“We have not yet made a decision but the international norm against the use of chemical weapons needs to be kept in place,” Obama said in an interview with PBS Newshour. “If we are saying in a clear and decisive but very limited way, we send a shot across the bow saying, ‘Stop doing this,’ this can have a positive impact on our national security over the long term,” he added.
While the United States has been debating how to respond to last week’s attack, British Prime Minister David Cameron spent Thursday trying to convince Parliament to vote in favor of a resolution supporting strikes against Syria. After a meeting of a divided U.N. Security Council Wednesday over the crisis, U.S. officials said the body won’t be able to reach consensus on Syrian action because the Russian delegation continues to block any resolution.
“This issue is dead. The Russians won’t budge,” one U.S. official told NBC News.

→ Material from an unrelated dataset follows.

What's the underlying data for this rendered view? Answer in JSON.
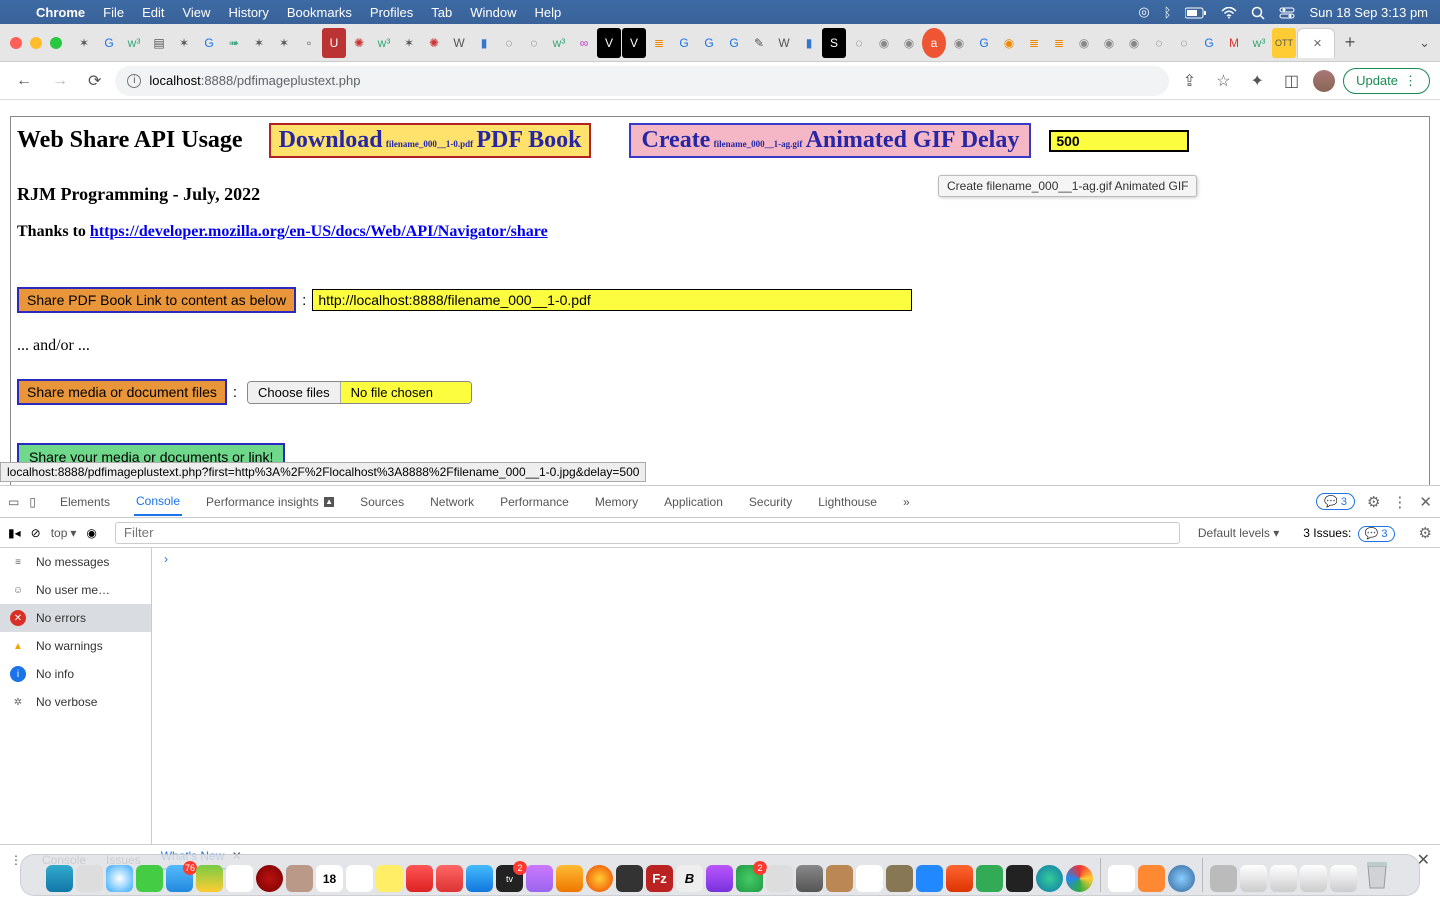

Russia and China have warned the United States not to bypass the U.N. and strike Syria. Secretary-General Ban Ki-moon said U.N. inspectors need more time to assess whether the forces of Syrian leader Bashar Assad used poison gas on civilians.